The rebuilt Saratoga Race Course was a huge success when it reopened in 1902, and in subsequent seasons minor changes were made. One modification widened the turns, and Mr. Whitney turned the Second Empire Style house over to Joseph Morrissey, on the condition of it being moved. Mr. Morrissey owned a lot across Nelson Avenue at the corner of Crescent, and his neighbor down the street, Miles Bradley, specialized in that type work. William C. Whitney died unexpectedly in early 1904, before permission could be secured from village officials to move the house. By opening day of the 1906 race season the house, which was rotated 180 degrees during its journey, was in place at its new location. It appears in the City Directory as a boarding establishment for the first time that year, at 75 Nelson Avenue. This project further enhanced the reputation of Miles Bradley as a trustworthy rigger, and he would later be called upon to relocate the 77th Regiment sculpture from its original location on Broadway to the present site inside Congress Park.

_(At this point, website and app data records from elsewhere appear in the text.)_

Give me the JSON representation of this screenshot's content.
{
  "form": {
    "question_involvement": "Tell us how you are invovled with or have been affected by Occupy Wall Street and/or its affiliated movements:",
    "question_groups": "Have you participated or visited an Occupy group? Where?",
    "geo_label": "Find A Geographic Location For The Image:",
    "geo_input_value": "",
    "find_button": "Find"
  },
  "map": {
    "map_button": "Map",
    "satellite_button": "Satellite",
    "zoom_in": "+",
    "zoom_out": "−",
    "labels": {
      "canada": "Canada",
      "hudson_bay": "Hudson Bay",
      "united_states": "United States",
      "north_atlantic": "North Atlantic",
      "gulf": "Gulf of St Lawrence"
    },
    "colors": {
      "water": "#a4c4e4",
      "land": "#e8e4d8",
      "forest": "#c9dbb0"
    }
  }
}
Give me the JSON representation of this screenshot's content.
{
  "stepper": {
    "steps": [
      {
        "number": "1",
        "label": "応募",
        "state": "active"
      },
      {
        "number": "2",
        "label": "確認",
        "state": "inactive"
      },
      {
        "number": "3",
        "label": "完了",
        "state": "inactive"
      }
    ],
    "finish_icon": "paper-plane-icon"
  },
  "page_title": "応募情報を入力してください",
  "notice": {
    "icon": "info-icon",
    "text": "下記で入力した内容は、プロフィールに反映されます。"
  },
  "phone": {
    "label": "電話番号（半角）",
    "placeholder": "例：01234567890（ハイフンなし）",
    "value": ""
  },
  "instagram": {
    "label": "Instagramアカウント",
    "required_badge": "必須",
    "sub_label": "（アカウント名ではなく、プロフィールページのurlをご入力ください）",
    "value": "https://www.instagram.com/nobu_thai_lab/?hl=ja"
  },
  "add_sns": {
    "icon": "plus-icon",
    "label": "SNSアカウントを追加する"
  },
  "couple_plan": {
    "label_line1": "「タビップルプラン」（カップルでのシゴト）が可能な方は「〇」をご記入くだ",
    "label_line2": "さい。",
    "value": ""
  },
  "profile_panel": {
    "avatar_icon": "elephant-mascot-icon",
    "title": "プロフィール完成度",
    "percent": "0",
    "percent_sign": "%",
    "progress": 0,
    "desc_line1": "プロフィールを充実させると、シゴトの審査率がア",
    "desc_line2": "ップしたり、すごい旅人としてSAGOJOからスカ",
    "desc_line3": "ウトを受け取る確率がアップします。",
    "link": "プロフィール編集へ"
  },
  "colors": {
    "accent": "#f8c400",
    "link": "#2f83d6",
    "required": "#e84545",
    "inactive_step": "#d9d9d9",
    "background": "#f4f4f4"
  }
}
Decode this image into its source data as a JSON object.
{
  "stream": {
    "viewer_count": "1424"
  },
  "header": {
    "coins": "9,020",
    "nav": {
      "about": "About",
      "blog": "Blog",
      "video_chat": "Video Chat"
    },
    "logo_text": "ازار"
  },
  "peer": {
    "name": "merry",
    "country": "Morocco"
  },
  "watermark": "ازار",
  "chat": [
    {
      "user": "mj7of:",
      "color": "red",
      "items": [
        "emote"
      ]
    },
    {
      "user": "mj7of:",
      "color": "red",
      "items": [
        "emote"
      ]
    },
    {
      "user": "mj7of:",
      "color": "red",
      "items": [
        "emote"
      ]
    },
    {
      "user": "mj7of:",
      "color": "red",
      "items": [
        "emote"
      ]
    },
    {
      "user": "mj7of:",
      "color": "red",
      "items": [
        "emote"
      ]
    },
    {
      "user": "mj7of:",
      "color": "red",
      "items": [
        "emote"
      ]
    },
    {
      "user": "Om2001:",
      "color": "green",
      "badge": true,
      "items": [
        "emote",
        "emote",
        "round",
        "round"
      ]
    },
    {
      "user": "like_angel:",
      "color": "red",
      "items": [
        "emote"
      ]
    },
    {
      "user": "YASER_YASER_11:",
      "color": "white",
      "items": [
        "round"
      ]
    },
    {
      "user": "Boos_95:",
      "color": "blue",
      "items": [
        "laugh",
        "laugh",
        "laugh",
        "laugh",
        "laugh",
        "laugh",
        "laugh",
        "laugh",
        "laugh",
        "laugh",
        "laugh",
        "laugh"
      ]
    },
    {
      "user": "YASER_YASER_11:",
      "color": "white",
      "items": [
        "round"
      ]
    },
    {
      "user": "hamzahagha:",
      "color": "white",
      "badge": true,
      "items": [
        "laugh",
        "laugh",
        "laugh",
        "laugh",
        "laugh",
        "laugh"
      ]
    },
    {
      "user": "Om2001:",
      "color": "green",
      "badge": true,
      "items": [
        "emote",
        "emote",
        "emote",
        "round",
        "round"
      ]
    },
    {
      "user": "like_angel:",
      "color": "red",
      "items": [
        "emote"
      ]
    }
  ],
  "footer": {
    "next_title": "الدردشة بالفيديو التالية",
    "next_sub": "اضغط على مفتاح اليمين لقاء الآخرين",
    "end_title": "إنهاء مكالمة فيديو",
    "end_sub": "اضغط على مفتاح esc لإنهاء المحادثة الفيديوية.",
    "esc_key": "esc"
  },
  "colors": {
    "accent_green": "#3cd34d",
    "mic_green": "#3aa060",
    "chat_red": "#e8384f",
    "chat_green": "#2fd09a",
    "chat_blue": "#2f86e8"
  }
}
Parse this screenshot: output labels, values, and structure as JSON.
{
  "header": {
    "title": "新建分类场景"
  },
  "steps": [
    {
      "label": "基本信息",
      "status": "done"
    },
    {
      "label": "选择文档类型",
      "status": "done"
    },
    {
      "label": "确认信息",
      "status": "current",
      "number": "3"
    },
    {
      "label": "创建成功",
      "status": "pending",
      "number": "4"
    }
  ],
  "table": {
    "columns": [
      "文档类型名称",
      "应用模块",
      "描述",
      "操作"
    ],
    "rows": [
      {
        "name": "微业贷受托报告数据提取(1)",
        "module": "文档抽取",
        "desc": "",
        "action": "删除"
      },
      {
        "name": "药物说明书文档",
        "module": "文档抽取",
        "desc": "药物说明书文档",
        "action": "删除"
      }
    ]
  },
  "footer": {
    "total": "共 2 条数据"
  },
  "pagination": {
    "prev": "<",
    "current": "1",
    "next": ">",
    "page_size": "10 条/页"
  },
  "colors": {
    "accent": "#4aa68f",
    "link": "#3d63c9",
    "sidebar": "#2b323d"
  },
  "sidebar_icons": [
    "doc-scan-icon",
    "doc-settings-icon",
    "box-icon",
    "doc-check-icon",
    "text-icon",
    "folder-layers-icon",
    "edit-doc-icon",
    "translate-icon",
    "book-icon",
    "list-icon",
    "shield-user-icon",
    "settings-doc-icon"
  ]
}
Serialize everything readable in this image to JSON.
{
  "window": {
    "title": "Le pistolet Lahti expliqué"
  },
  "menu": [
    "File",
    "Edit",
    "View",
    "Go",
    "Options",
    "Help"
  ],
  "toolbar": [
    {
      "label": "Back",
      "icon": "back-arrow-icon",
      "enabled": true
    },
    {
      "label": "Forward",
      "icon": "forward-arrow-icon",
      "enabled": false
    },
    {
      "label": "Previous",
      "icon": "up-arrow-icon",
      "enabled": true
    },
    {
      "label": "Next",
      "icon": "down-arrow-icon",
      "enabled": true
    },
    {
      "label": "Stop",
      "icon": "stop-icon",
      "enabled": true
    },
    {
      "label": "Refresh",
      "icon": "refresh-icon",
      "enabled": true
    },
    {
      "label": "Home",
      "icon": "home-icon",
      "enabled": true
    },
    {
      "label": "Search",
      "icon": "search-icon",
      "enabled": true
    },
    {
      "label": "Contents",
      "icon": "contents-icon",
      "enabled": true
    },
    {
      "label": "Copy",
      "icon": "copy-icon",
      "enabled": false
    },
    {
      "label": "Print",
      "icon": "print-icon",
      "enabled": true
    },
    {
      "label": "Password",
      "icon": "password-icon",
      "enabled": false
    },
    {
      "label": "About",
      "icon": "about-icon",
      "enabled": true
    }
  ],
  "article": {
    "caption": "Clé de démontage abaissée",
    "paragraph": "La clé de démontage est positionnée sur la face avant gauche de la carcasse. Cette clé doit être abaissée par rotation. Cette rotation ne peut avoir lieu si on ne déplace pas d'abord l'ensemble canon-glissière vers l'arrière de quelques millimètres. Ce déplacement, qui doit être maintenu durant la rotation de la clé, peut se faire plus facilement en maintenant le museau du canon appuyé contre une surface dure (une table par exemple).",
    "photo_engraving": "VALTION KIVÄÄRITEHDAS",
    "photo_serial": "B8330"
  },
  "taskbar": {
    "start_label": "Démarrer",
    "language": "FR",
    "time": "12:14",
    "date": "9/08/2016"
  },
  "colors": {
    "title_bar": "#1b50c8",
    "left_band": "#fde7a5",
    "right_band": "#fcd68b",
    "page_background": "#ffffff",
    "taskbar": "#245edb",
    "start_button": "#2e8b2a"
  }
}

Joseph Morrissey continued his employment with Mr. Whitney’s son, Harry Payne Whitney, and had rented the brick house for the season. These were turbulent times in Thoroughbred racing, not only in Saratoga, but across the country. There was a hostile battle between the Jockey Club and those who operated “poolrooms,” which were not billiard halls but off-track wagering facilities. The Jockey Club’s strategy was to suppress all racing information; entries, scratches and changes, prevailing odds and especially results from going over telegraph and telephone wires to the poolrooms. Seemingly each day that August, the Pinkerton detectives representing the Jockey Club would eject poolroom operatives from the track, forcing them to develop novel schemes to acquire the sought-after information. Mr. Morrissey’s boarding house had been leased to those providing communication to the poolrooms, who used the upper stories and roof to peer across Nelson Avenue into the racing grounds. The Pinkertons stretched a broad canvas between two tall poles erected alongside the mile chute. Their grafter foes next erected a pole beside the Morrissey boarding house, with a man at the top. The Pinkerton tarpaulins grew in size, forcing a new pole in response that was said to resemble a tall ship mast, complete with crow’s nest. Conjecture was that an operative on the track infield was using a British Naval device known as a heliograph to flash information to the elevated observer, who then conveyed this to a network of poolrooms via telephone. The men on the pole provided much amusement and distraction to those in the grandstand between races. The Saratoga Association appealed to Joe Morrissey with an inducement of $500, and purchased the exclusive right, privilege and authority to disconnect both telegraph and telephone wires from his house for five years.

Joseph Morrissey continued to lease the house at 75 Nelson Ave to others, who ran it for boarding and occasionally as a restaurant, until 1919 when he sold to the Dingman Family. While under the management of a lessee, issues arose. In the early morning hours of August 15, 1920 Deputy Attorney General Wyman S. Bascom, without the knowledge of the Saratoga Springs Police, led a raid at 75 Nelson Avenue where he found an illegal bar, roulette wheels and a faro bank in operation. The Dingmans sold the property in 1928 to Mary Malone. Originally from County Cork, Ireland she operated a boarding and restaurant facility under her new name for the operation, Race View. Mary Malone and her heirs operated this facility, catering to summer guests for many decades, and the handsome brick structure is a familiar sight to many. If only those walls could speak!